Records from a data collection
== Segment start ==
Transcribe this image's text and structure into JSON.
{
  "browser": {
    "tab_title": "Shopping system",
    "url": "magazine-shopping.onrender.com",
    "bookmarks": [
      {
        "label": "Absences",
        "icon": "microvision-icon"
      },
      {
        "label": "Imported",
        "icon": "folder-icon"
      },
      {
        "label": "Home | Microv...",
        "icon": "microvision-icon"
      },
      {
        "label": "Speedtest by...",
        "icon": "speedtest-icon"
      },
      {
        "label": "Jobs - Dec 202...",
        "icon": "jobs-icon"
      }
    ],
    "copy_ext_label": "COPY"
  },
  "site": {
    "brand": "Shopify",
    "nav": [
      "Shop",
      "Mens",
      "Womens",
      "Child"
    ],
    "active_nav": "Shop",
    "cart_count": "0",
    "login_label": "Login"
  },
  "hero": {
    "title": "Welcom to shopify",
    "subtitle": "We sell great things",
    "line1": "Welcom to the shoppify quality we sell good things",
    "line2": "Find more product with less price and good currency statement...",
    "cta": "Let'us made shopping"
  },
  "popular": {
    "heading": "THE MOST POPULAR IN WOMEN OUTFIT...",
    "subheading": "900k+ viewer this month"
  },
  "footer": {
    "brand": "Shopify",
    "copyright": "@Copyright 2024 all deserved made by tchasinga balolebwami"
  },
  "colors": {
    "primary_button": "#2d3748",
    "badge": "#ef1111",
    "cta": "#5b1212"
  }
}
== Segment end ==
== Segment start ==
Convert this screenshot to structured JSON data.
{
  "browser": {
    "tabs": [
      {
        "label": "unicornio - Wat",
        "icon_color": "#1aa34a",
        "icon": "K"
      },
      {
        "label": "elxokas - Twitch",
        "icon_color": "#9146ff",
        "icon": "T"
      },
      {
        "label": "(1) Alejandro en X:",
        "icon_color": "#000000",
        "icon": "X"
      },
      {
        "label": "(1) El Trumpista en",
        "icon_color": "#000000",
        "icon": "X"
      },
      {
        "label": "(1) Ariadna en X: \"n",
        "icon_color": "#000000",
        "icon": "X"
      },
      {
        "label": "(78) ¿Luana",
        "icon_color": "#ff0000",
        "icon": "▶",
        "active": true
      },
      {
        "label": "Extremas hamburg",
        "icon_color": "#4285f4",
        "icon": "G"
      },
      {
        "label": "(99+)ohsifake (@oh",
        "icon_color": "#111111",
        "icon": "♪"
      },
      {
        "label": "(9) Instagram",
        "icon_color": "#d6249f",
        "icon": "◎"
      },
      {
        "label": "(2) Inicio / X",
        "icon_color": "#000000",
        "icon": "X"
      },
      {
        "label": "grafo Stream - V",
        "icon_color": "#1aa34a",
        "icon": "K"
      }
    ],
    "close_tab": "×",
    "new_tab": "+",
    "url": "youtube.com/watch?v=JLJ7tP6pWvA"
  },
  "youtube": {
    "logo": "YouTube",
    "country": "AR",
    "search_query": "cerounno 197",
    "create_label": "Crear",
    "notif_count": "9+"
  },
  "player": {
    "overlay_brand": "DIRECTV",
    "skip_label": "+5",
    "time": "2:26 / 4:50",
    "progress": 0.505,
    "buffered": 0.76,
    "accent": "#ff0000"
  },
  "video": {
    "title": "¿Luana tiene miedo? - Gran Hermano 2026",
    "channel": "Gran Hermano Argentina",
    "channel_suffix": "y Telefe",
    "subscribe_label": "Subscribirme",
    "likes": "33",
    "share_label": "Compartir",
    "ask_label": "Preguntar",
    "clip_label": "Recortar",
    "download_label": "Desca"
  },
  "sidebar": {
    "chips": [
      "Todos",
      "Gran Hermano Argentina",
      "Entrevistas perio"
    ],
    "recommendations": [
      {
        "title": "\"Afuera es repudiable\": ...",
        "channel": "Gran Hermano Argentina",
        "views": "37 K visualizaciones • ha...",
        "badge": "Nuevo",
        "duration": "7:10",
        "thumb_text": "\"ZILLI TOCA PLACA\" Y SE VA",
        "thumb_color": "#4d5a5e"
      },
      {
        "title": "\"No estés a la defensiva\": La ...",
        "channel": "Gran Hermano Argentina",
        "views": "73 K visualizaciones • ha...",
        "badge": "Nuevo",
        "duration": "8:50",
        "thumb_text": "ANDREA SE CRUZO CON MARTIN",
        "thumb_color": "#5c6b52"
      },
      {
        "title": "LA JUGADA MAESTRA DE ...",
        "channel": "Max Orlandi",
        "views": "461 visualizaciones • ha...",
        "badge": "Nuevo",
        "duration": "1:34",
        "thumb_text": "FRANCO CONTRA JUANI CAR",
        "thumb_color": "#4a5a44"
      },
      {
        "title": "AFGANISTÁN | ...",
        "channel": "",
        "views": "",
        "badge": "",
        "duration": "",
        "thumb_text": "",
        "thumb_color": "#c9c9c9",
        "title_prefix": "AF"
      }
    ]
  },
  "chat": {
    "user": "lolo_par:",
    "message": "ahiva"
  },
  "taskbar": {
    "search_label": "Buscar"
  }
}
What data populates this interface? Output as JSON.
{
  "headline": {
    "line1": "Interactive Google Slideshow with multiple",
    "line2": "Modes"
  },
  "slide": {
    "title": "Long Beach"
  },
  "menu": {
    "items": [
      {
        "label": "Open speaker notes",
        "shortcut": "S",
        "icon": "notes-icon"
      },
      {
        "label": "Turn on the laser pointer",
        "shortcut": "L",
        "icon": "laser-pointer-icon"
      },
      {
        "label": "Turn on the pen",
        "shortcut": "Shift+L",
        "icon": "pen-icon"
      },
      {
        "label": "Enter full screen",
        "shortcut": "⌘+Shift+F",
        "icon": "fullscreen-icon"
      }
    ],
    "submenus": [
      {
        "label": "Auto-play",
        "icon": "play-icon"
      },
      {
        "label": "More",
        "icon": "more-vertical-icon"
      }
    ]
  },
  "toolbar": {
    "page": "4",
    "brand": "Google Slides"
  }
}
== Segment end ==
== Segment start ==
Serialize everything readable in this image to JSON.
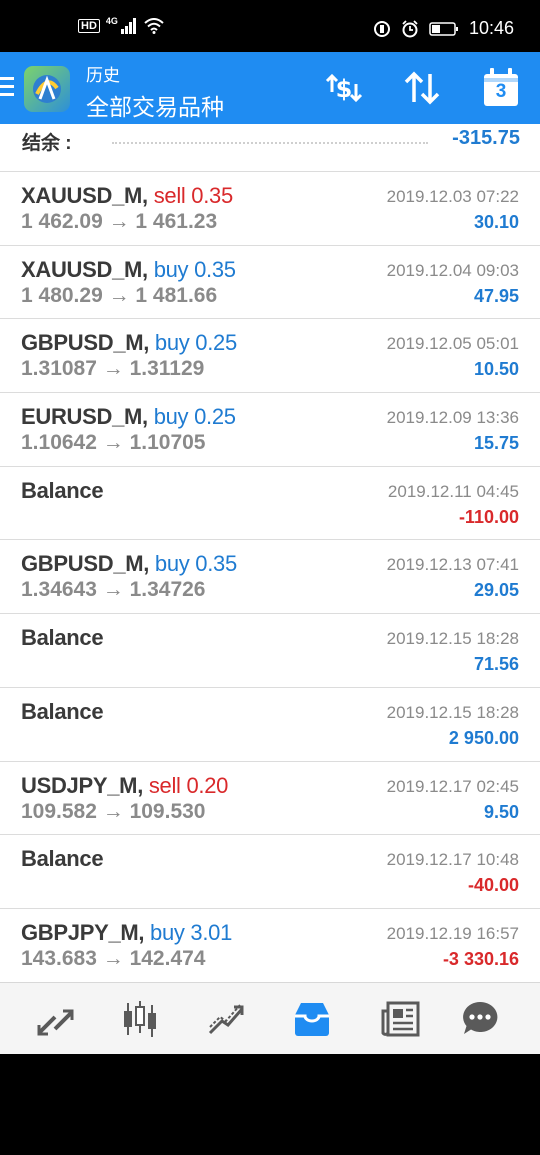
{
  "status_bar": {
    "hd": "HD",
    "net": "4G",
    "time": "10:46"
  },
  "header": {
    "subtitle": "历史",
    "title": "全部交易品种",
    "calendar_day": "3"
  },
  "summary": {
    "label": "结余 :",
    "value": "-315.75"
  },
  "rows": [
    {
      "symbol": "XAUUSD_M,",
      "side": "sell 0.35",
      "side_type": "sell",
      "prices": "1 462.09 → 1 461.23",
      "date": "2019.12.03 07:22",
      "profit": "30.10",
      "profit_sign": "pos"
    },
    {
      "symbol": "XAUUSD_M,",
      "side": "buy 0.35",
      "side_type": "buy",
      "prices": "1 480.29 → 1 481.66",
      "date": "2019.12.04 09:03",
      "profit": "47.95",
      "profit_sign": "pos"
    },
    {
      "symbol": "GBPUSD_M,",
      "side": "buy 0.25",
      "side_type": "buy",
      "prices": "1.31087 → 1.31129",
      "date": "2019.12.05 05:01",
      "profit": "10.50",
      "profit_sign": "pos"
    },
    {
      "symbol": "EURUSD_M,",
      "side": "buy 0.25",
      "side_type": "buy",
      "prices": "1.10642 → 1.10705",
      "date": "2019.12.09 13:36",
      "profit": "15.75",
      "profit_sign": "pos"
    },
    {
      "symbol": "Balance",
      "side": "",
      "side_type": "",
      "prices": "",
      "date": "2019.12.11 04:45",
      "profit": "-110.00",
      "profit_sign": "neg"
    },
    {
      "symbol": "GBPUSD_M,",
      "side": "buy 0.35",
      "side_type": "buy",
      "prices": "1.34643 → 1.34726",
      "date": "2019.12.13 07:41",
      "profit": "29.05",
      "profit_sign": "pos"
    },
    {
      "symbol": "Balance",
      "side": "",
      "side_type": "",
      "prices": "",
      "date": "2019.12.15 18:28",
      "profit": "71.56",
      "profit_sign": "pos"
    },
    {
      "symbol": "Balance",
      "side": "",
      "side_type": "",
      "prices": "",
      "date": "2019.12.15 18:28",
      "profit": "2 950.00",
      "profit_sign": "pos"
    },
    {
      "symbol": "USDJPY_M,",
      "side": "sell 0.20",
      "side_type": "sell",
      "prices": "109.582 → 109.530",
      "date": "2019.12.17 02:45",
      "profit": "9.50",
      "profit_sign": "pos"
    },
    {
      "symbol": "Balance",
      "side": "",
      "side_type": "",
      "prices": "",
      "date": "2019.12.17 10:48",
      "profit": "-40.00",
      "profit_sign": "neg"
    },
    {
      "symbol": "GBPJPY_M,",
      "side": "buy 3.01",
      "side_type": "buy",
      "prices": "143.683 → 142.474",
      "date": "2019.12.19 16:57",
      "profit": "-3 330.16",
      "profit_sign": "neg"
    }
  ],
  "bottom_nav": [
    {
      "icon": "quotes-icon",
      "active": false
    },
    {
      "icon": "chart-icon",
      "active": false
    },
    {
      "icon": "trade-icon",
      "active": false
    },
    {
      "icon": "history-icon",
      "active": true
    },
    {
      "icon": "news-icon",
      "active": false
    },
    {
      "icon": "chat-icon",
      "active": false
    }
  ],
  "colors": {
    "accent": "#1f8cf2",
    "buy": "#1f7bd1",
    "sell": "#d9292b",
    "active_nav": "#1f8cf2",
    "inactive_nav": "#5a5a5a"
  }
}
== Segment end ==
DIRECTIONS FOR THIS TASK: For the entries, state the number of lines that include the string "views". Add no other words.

OUTPUT OF THE TASK: 4